Samuel A. Chambers was a 2016 Leverhulme Funded Visiting Professor based in CAPPE. He teaches political theory and cultural politics. He co-edits the journal Contemporary Political Theory and is series co-editor of Routledge's Innovators in Political Theory. His interests are broad and interdisciplinary—ranging from central issues in social and political theory, to engagements with contemporary feminist and queer theory, to contributions to critical television studies. All of his work maintains a core concern with a sort of "glue" that holds together things—e.g., political regimes, sex/gender identities, pedagogical relations—in a way that is neither narrowly political (in the traditional sense of legislation or public policy), nor reductively socio-biological, nor grounded in ethics or morality à la so-called normative political philosophy. His published writings are similarly wide-ranging. He has authored five books, edited four more, and published more than two dozen journal articles, along with numerous chapters and essays. His most recent published books are Bearing Society in Mind: Theories and Politics of the Social Formation, (Rowman & Littlefield International, 2014) and The Lessons of Rancière (Oxford, 2013). His current research project has the working title “How to Be a Capitalist.” While in Brighton Sam will run a number of research seminars, and work with colleagues in reading groups and public lectures.

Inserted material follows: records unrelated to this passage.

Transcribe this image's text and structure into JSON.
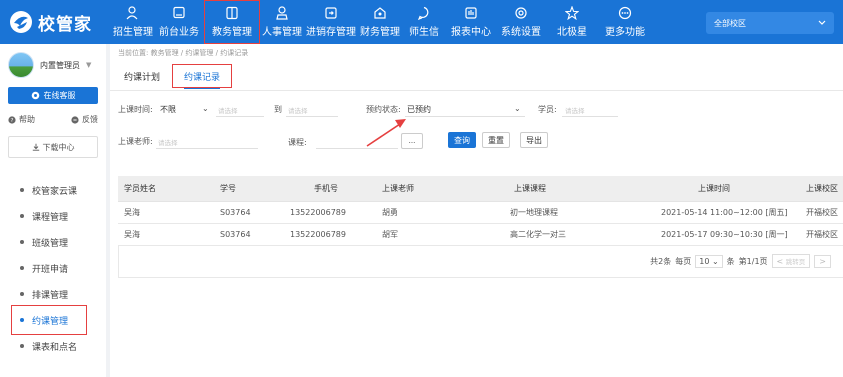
{
  "brand": {
    "name": "校管家",
    "color": "#1a74d6"
  },
  "nav": [
    {
      "label": "招生管理",
      "icon": "user-add-icon"
    },
    {
      "label": "前台业务",
      "icon": "monitor-icon"
    },
    {
      "label": "教务管理",
      "icon": "book-icon",
      "active": true
    },
    {
      "label": "人事管理",
      "icon": "person-icon"
    },
    {
      "label": "进销存管理",
      "icon": "inventory-icon"
    },
    {
      "label": "财务管理",
      "icon": "finance-icon"
    },
    {
      "label": "师生信",
      "icon": "chat-icon"
    },
    {
      "label": "报表中心",
      "icon": "report-icon"
    },
    {
      "label": "系统设置",
      "icon": "settings-icon"
    },
    {
      "label": "北极星",
      "icon": "star-icon"
    },
    {
      "label": "更多功能",
      "icon": "more-icon"
    }
  ],
  "campus_select": "全部校区",
  "sidebar": {
    "user_name": "内置管理员",
    "service": "在线客服",
    "help": "帮助",
    "feedback": "反馈",
    "download": "下载中心",
    "menu": [
      "校管家云课",
      "课程管理",
      "班级管理",
      "开班申请",
      "排课管理",
      "约课管理",
      "课表和点名"
    ],
    "active_menu": "约课管理"
  },
  "breadcrumb": "当前位置: 教务管理 / 约课管理 / 约课记录",
  "tabs": [
    "约课计划",
    "约课记录"
  ],
  "active_tab": "约课记录",
  "filters": {
    "time_label": "上课时间:",
    "time_value": "不限",
    "time_placeholder": "请选择",
    "to_label": "到",
    "to_placeholder": "请选择",
    "status_label": "预约状态:",
    "status_value": "已预约",
    "student_label": "学员:",
    "student_placeholder": "请选择",
    "teacher_label": "上课老师:",
    "teacher_placeholder": "请选择",
    "course_label": "课程:",
    "ellipsis": "...",
    "query": "查询",
    "reset": "重置",
    "export": "导出"
  },
  "table": {
    "headers": [
      "学员姓名",
      "学号",
      "手机号",
      "上课老师",
      "上课课程",
      "上课时间",
      "上课校区"
    ],
    "rows": [
      [
        "吴海",
        "S03764",
        "13522006789",
        "胡勇",
        "初一地理课程",
        "2021-05-14 11:00~12:00 [周五]",
        "开福校区"
      ],
      [
        "吴海",
        "S03764",
        "13522006789",
        "胡军",
        "高二化学一对三",
        "2021-05-17 09:30~10:30 [周一]",
        "开福校区"
      ]
    ]
  },
  "pager": {
    "total": "共2条",
    "per_page_label": "每页",
    "per_page": "10",
    "unit": "条",
    "page": "第1/1页",
    "jump_placeholder": "跳转页"
  }
}
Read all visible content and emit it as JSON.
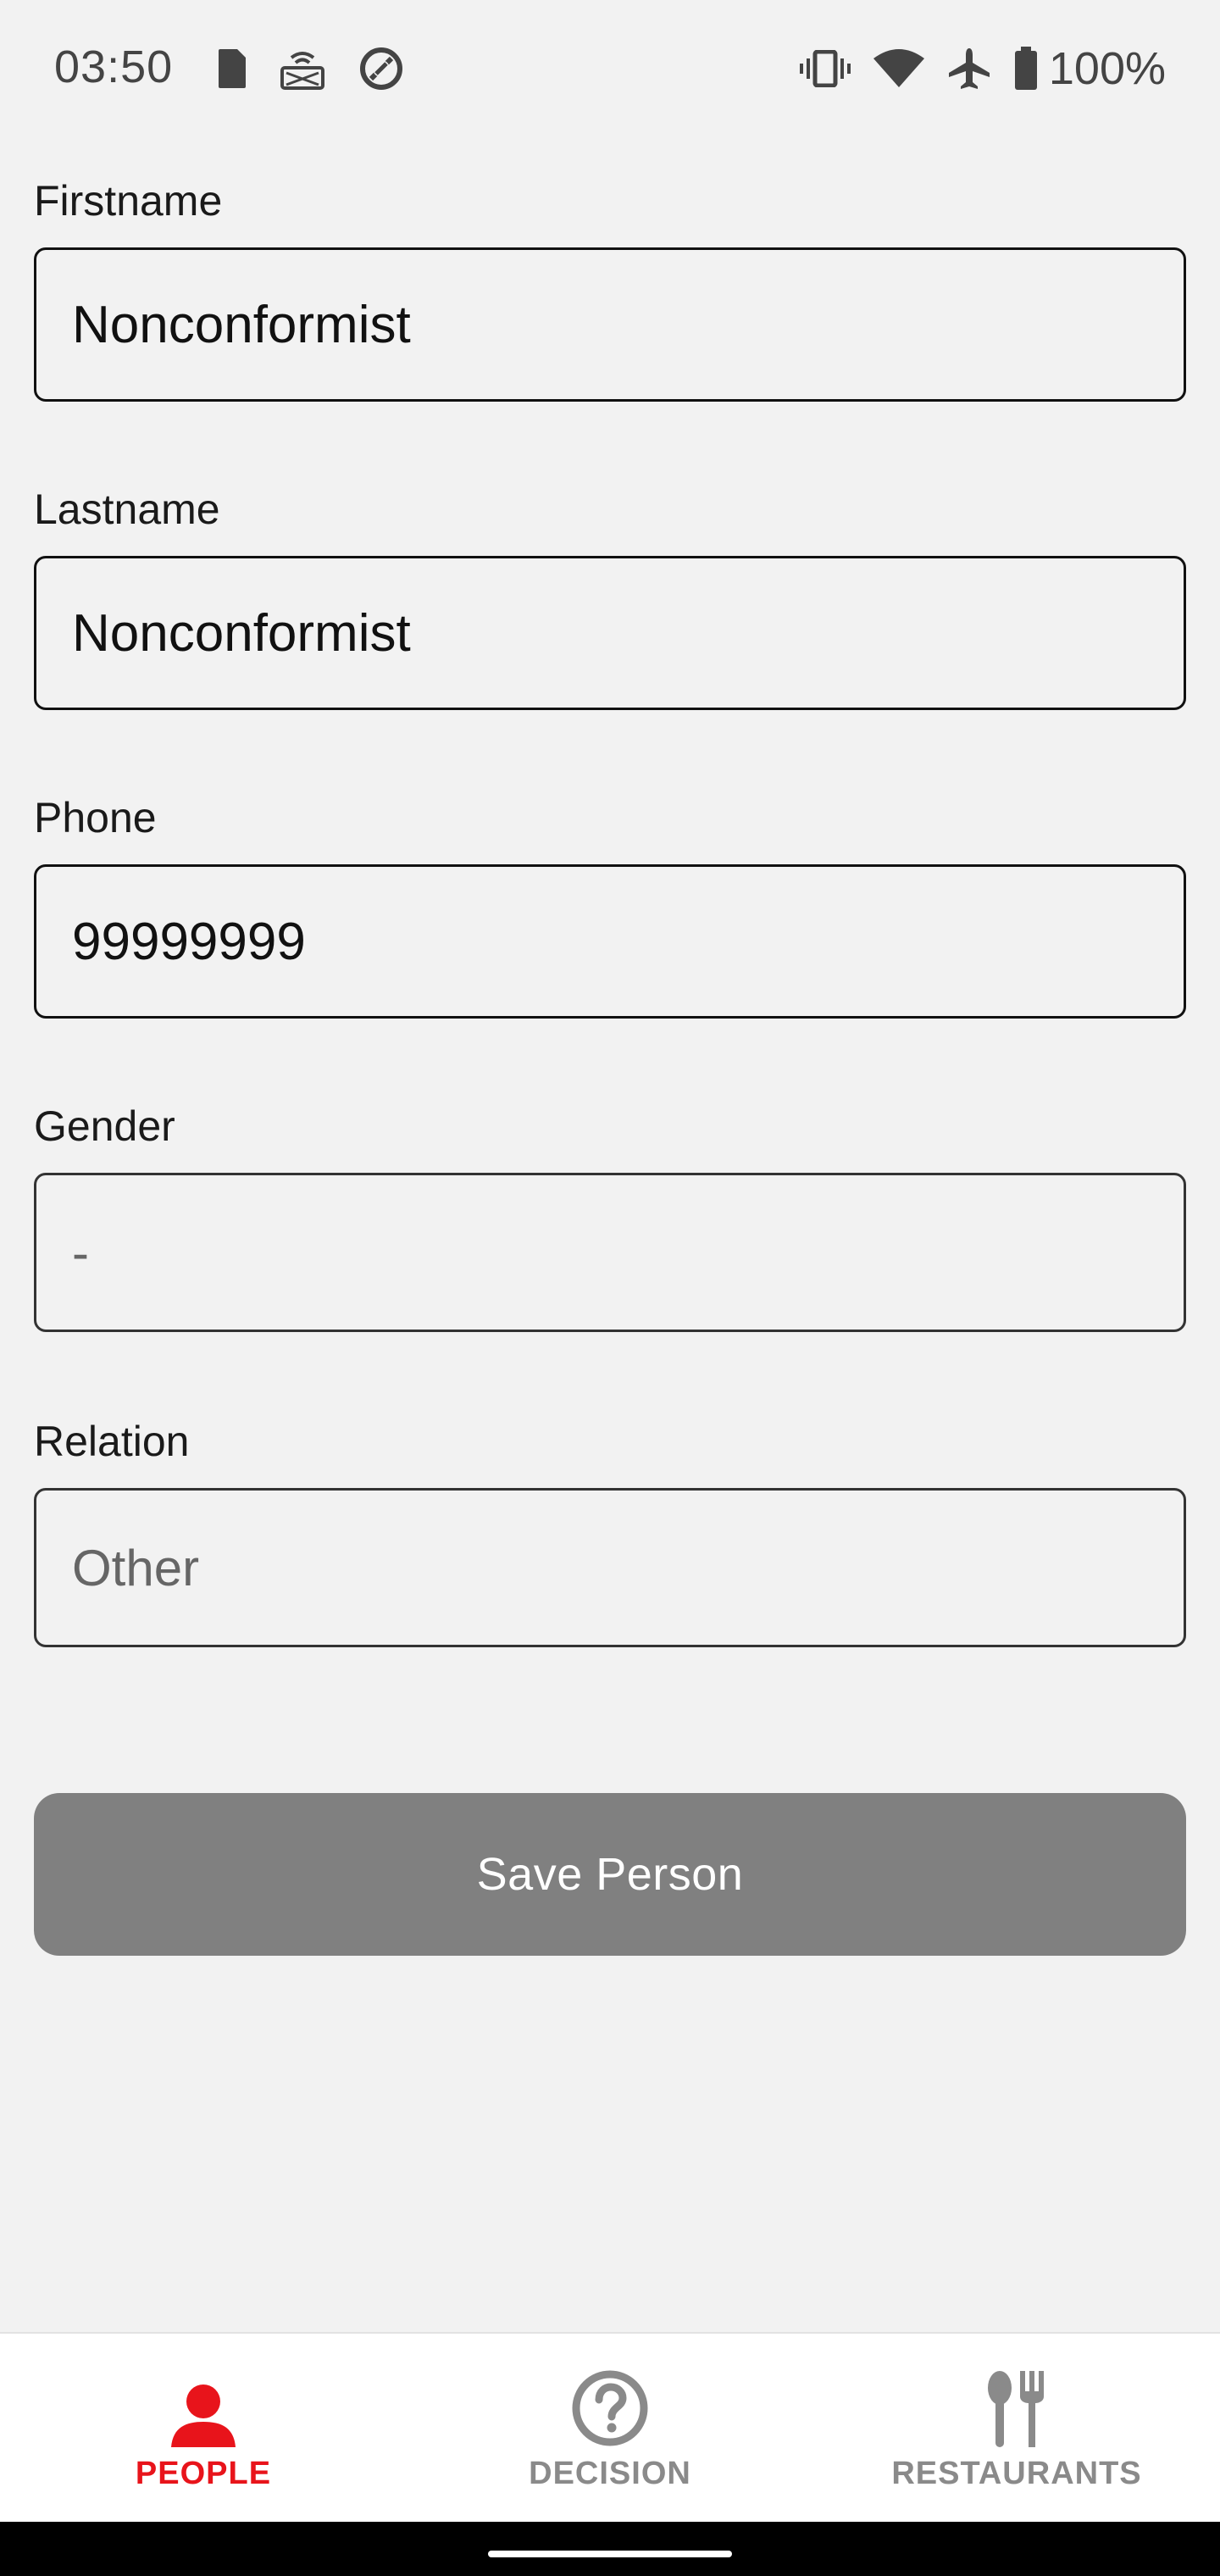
{
  "status_bar": {
    "time": "03:50",
    "battery_percent": "100%",
    "left_icons": [
      "sim-card-icon",
      "nfc-screen-icon",
      "data-saver-icon"
    ],
    "right_icons": [
      "vibrate-icon",
      "wifi-icon",
      "airplane-icon",
      "battery-icon"
    ]
  },
  "form": {
    "firstname": {
      "label": "Firstname",
      "value": "Nonconformist"
    },
    "lastname": {
      "label": "Lastname",
      "value": "Nonconformist"
    },
    "phone": {
      "label": "Phone",
      "value": "99999999"
    },
    "gender": {
      "label": "Gender",
      "value": "-"
    },
    "relation": {
      "label": "Relation",
      "value": "Other"
    }
  },
  "save_button": {
    "label": "Save Person",
    "color": "#808080"
  },
  "bottom_nav": {
    "items": [
      {
        "label": "PEOPLE",
        "icon": "person-icon",
        "active": true
      },
      {
        "label": "DECISION",
        "icon": "question-circle-icon",
        "active": false
      },
      {
        "label": "RESTAURANTS",
        "icon": "utensils-icon",
        "active": false
      }
    ],
    "active_color": "#e8141b",
    "inactive_color": "#8a8a8a"
  }
}
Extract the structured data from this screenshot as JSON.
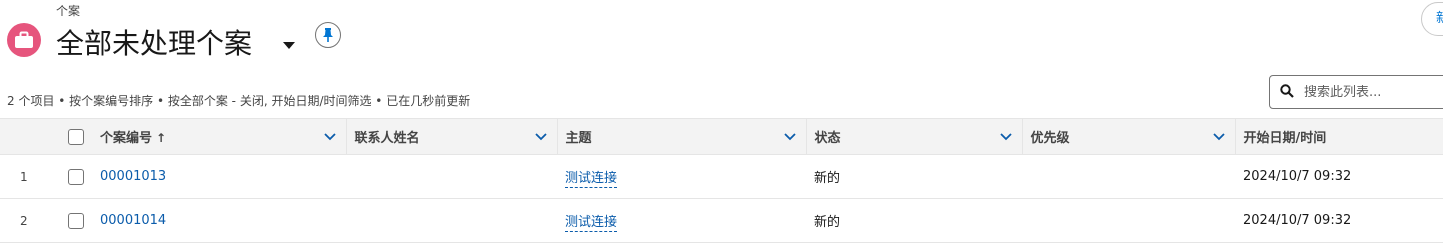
{
  "header": {
    "object_label": "个案",
    "list_title": "全部未处理个案",
    "new_button_label": "新",
    "icon": "briefcase-icon",
    "icon_color": "#e6557d"
  },
  "list_info": "2 个项目 • 按个案编号排序 • 按全部个案 - 关闭, 开始日期/时间筛选 • 已在几秒前更新",
  "search": {
    "placeholder": "搜索此列表..."
  },
  "table": {
    "columns": [
      {
        "label": "个案编号",
        "sorted": "ascending",
        "sort_icon": "↑"
      },
      {
        "label": "联系人姓名"
      },
      {
        "label": "主题"
      },
      {
        "label": "状态"
      },
      {
        "label": "优先级"
      },
      {
        "label": "开始日期/时间"
      }
    ],
    "rows": [
      {
        "num": "1",
        "case_number": "00001013",
        "contact": "",
        "subject": "测试连接",
        "status": "新的",
        "priority": "",
        "start": "2024/10/7 09:32"
      },
      {
        "num": "2",
        "case_number": "00001014",
        "contact": "",
        "subject": "测试连接",
        "status": "新的",
        "priority": "",
        "start": "2024/10/7 09:32"
      }
    ]
  },
  "colors": {
    "link": "#0b5cab",
    "header_bg": "#f3f3f3"
  }
}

We are particularly pleased to welcome him to Brighton.
Professor Chambers convened the CAPPE reading group Reading Capital, which returned to Marx's original text (as well as Michael Heinreich's seminal introduction to the first three volumes) to consider its relevance and implications in today's political and economic climate.
Professor Chambers hosted three CAPPE workshops on 'The Future of Queer Theory'.
The first session considered canonical arguments of queer theory as presented by David Halperin, Judith Butler, and Michael Warner.
The second session reexamined the notion of 'queer critique' within contemporary theoretical debates.
The final session looked to the future of queer theory by examining recent trends and texts within the field as they relate to current issues about sexuality and gender.
Professor Chambers delivered three lectures on 'The Future of Political Economy'. Videos of two of the lectures are below: